'''

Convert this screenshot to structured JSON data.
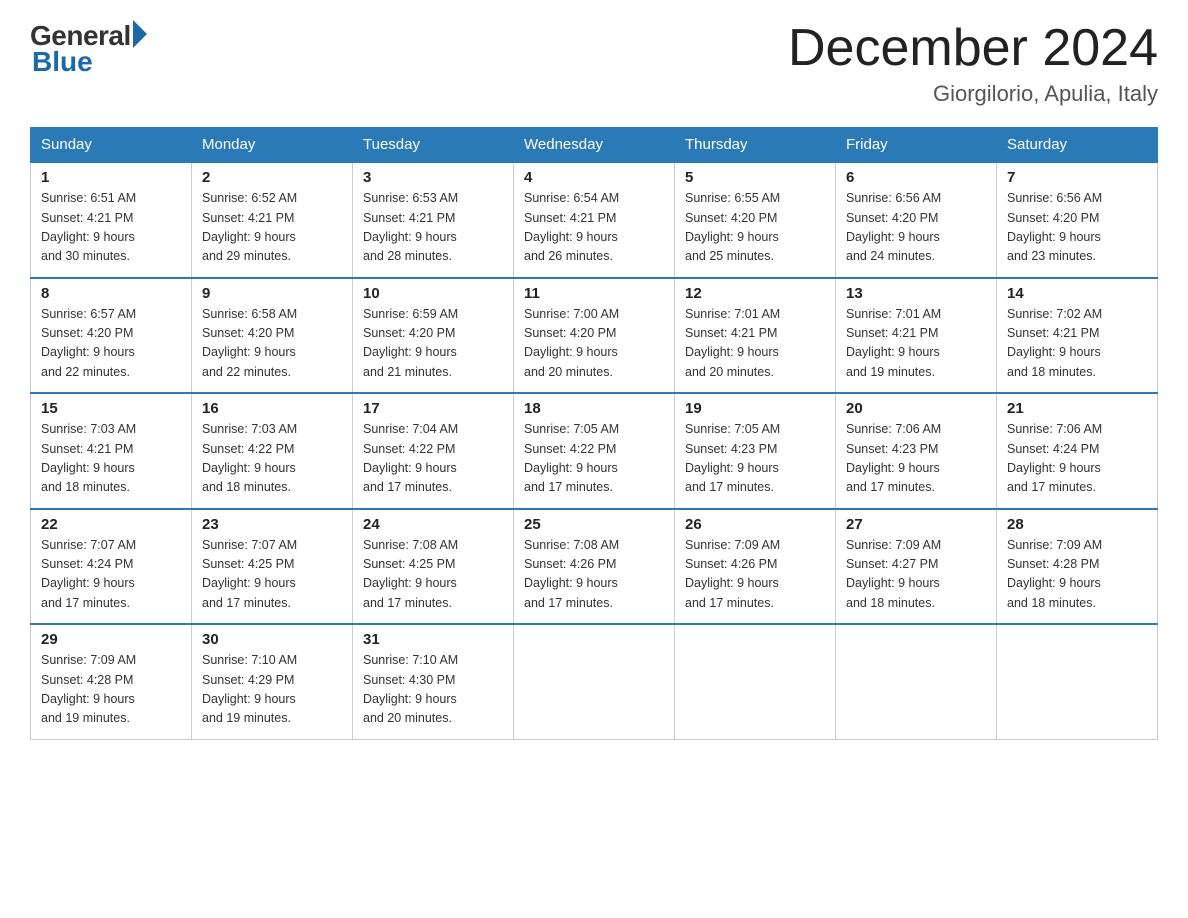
{
  "header": {
    "logo_general": "General",
    "logo_blue": "Blue",
    "title": "December 2024",
    "subtitle": "Giorgilorio, Apulia, Italy"
  },
  "days_of_week": [
    "Sunday",
    "Monday",
    "Tuesday",
    "Wednesday",
    "Thursday",
    "Friday",
    "Saturday"
  ],
  "weeks": [
    [
      {
        "day": "1",
        "sunrise": "6:51 AM",
        "sunset": "4:21 PM",
        "daylight": "9 hours and 30 minutes."
      },
      {
        "day": "2",
        "sunrise": "6:52 AM",
        "sunset": "4:21 PM",
        "daylight": "9 hours and 29 minutes."
      },
      {
        "day": "3",
        "sunrise": "6:53 AM",
        "sunset": "4:21 PM",
        "daylight": "9 hours and 28 minutes."
      },
      {
        "day": "4",
        "sunrise": "6:54 AM",
        "sunset": "4:21 PM",
        "daylight": "9 hours and 26 minutes."
      },
      {
        "day": "5",
        "sunrise": "6:55 AM",
        "sunset": "4:20 PM",
        "daylight": "9 hours and 25 minutes."
      },
      {
        "day": "6",
        "sunrise": "6:56 AM",
        "sunset": "4:20 PM",
        "daylight": "9 hours and 24 minutes."
      },
      {
        "day": "7",
        "sunrise": "6:56 AM",
        "sunset": "4:20 PM",
        "daylight": "9 hours and 23 minutes."
      }
    ],
    [
      {
        "day": "8",
        "sunrise": "6:57 AM",
        "sunset": "4:20 PM",
        "daylight": "9 hours and 22 minutes."
      },
      {
        "day": "9",
        "sunrise": "6:58 AM",
        "sunset": "4:20 PM",
        "daylight": "9 hours and 22 minutes."
      },
      {
        "day": "10",
        "sunrise": "6:59 AM",
        "sunset": "4:20 PM",
        "daylight": "9 hours and 21 minutes."
      },
      {
        "day": "11",
        "sunrise": "7:00 AM",
        "sunset": "4:20 PM",
        "daylight": "9 hours and 20 minutes."
      },
      {
        "day": "12",
        "sunrise": "7:01 AM",
        "sunset": "4:21 PM",
        "daylight": "9 hours and 20 minutes."
      },
      {
        "day": "13",
        "sunrise": "7:01 AM",
        "sunset": "4:21 PM",
        "daylight": "9 hours and 19 minutes."
      },
      {
        "day": "14",
        "sunrise": "7:02 AM",
        "sunset": "4:21 PM",
        "daylight": "9 hours and 18 minutes."
      }
    ],
    [
      {
        "day": "15",
        "sunrise": "7:03 AM",
        "sunset": "4:21 PM",
        "daylight": "9 hours and 18 minutes."
      },
      {
        "day": "16",
        "sunrise": "7:03 AM",
        "sunset": "4:22 PM",
        "daylight": "9 hours and 18 minutes."
      },
      {
        "day": "17",
        "sunrise": "7:04 AM",
        "sunset": "4:22 PM",
        "daylight": "9 hours and 17 minutes."
      },
      {
        "day": "18",
        "sunrise": "7:05 AM",
        "sunset": "4:22 PM",
        "daylight": "9 hours and 17 minutes."
      },
      {
        "day": "19",
        "sunrise": "7:05 AM",
        "sunset": "4:23 PM",
        "daylight": "9 hours and 17 minutes."
      },
      {
        "day": "20",
        "sunrise": "7:06 AM",
        "sunset": "4:23 PM",
        "daylight": "9 hours and 17 minutes."
      },
      {
        "day": "21",
        "sunrise": "7:06 AM",
        "sunset": "4:24 PM",
        "daylight": "9 hours and 17 minutes."
      }
    ],
    [
      {
        "day": "22",
        "sunrise": "7:07 AM",
        "sunset": "4:24 PM",
        "daylight": "9 hours and 17 minutes."
      },
      {
        "day": "23",
        "sunrise": "7:07 AM",
        "sunset": "4:25 PM",
        "daylight": "9 hours and 17 minutes."
      },
      {
        "day": "24",
        "sunrise": "7:08 AM",
        "sunset": "4:25 PM",
        "daylight": "9 hours and 17 minutes."
      },
      {
        "day": "25",
        "sunrise": "7:08 AM",
        "sunset": "4:26 PM",
        "daylight": "9 hours and 17 minutes."
      },
      {
        "day": "26",
        "sunrise": "7:09 AM",
        "sunset": "4:26 PM",
        "daylight": "9 hours and 17 minutes."
      },
      {
        "day": "27",
        "sunrise": "7:09 AM",
        "sunset": "4:27 PM",
        "daylight": "9 hours and 18 minutes."
      },
      {
        "day": "28",
        "sunrise": "7:09 AM",
        "sunset": "4:28 PM",
        "daylight": "9 hours and 18 minutes."
      }
    ],
    [
      {
        "day": "29",
        "sunrise": "7:09 AM",
        "sunset": "4:28 PM",
        "daylight": "9 hours and 19 minutes."
      },
      {
        "day": "30",
        "sunrise": "7:10 AM",
        "sunset": "4:29 PM",
        "daylight": "9 hours and 19 minutes."
      },
      {
        "day": "31",
        "sunrise": "7:10 AM",
        "sunset": "4:30 PM",
        "daylight": "9 hours and 20 minutes."
      },
      null,
      null,
      null,
      null
    ]
  ],
  "labels": {
    "sunrise": "Sunrise:",
    "sunset": "Sunset:",
    "daylight": "Daylight:"
  }
}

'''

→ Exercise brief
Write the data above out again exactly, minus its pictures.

→ Exercise answer
Convert this screenshot to structured JSON data.
{
  "header": {
    "logo_general": "General",
    "logo_blue": "Blue",
    "title": "December 2024",
    "subtitle": "Giorgilorio, Apulia, Italy"
  },
  "days_of_week": [
    "Sunday",
    "Monday",
    "Tuesday",
    "Wednesday",
    "Thursday",
    "Friday",
    "Saturday"
  ],
  "weeks": [
    [
      {
        "day": "1",
        "sunrise": "6:51 AM",
        "sunset": "4:21 PM",
        "daylight": "9 hours and 30 minutes."
      },
      {
        "day": "2",
        "sunrise": "6:52 AM",
        "sunset": "4:21 PM",
        "daylight": "9 hours and 29 minutes."
      },
      {
        "day": "3",
        "sunrise": "6:53 AM",
        "sunset": "4:21 PM",
        "daylight": "9 hours and 28 minutes."
      },
      {
        "day": "4",
        "sunrise": "6:54 AM",
        "sunset": "4:21 PM",
        "daylight": "9 hours and 26 minutes."
      },
      {
        "day": "5",
        "sunrise": "6:55 AM",
        "sunset": "4:20 PM",
        "daylight": "9 hours and 25 minutes."
      },
      {
        "day": "6",
        "sunrise": "6:56 AM",
        "sunset": "4:20 PM",
        "daylight": "9 hours and 24 minutes."
      },
      {
        "day": "7",
        "sunrise": "6:56 AM",
        "sunset": "4:20 PM",
        "daylight": "9 hours and 23 minutes."
      }
    ],
    [
      {
        "day": "8",
        "sunrise": "6:57 AM",
        "sunset": "4:20 PM",
        "daylight": "9 hours and 22 minutes."
      },
      {
        "day": "9",
        "sunrise": "6:58 AM",
        "sunset": "4:20 PM",
        "daylight": "9 hours and 22 minutes."
      },
      {
        "day": "10",
        "sunrise": "6:59 AM",
        "sunset": "4:20 PM",
        "daylight": "9 hours and 21 minutes."
      },
      {
        "day": "11",
        "sunrise": "7:00 AM",
        "sunset": "4:20 PM",
        "daylight": "9 hours and 20 minutes."
      },
      {
        "day": "12",
        "sunrise": "7:01 AM",
        "sunset": "4:21 PM",
        "daylight": "9 hours and 20 minutes."
      },
      {
        "day": "13",
        "sunrise": "7:01 AM",
        "sunset": "4:21 PM",
        "daylight": "9 hours and 19 minutes."
      },
      {
        "day": "14",
        "sunrise": "7:02 AM",
        "sunset": "4:21 PM",
        "daylight": "9 hours and 18 minutes."
      }
    ],
    [
      {
        "day": "15",
        "sunrise": "7:03 AM",
        "sunset": "4:21 PM",
        "daylight": "9 hours and 18 minutes."
      },
      {
        "day": "16",
        "sunrise": "7:03 AM",
        "sunset": "4:22 PM",
        "daylight": "9 hours and 18 minutes."
      },
      {
        "day": "17",
        "sunrise": "7:04 AM",
        "sunset": "4:22 PM",
        "daylight": "9 hours and 17 minutes."
      },
      {
        "day": "18",
        "sunrise": "7:05 AM",
        "sunset": "4:22 PM",
        "daylight": "9 hours and 17 minutes."
      },
      {
        "day": "19",
        "sunrise": "7:05 AM",
        "sunset": "4:23 PM",
        "daylight": "9 hours and 17 minutes."
      },
      {
        "day": "20",
        "sunrise": "7:06 AM",
        "sunset": "4:23 PM",
        "daylight": "9 hours and 17 minutes."
      },
      {
        "day": "21",
        "sunrise": "7:06 AM",
        "sunset": "4:24 PM",
        "daylight": "9 hours and 17 minutes."
      }
    ],
    [
      {
        "day": "22",
        "sunrise": "7:07 AM",
        "sunset": "4:24 PM",
        "daylight": "9 hours and 17 minutes."
      },
      {
        "day": "23",
        "sunrise": "7:07 AM",
        "sunset": "4:25 PM",
        "daylight": "9 hours and 17 minutes."
      },
      {
        "day": "24",
        "sunrise": "7:08 AM",
        "sunset": "4:25 PM",
        "daylight": "9 hours and 17 minutes."
      },
      {
        "day": "25",
        "sunrise": "7:08 AM",
        "sunset": "4:26 PM",
        "daylight": "9 hours and 17 minutes."
      },
      {
        "day": "26",
        "sunrise": "7:09 AM",
        "sunset": "4:26 PM",
        "daylight": "9 hours and 17 minutes."
      },
      {
        "day": "27",
        "sunrise": "7:09 AM",
        "sunset": "4:27 PM",
        "daylight": "9 hours and 18 minutes."
      },
      {
        "day": "28",
        "sunrise": "7:09 AM",
        "sunset": "4:28 PM",
        "daylight": "9 hours and 18 minutes."
      }
    ],
    [
      {
        "day": "29",
        "sunrise": "7:09 AM",
        "sunset": "4:28 PM",
        "daylight": "9 hours and 19 minutes."
      },
      {
        "day": "30",
        "sunrise": "7:10 AM",
        "sunset": "4:29 PM",
        "daylight": "9 hours and 19 minutes."
      },
      {
        "day": "31",
        "sunrise": "7:10 AM",
        "sunset": "4:30 PM",
        "daylight": "9 hours and 20 minutes."
      },
      null,
      null,
      null,
      null
    ]
  ],
  "labels": {
    "sunrise": "Sunrise:",
    "sunset": "Sunset:",
    "daylight": "Daylight:"
  }
}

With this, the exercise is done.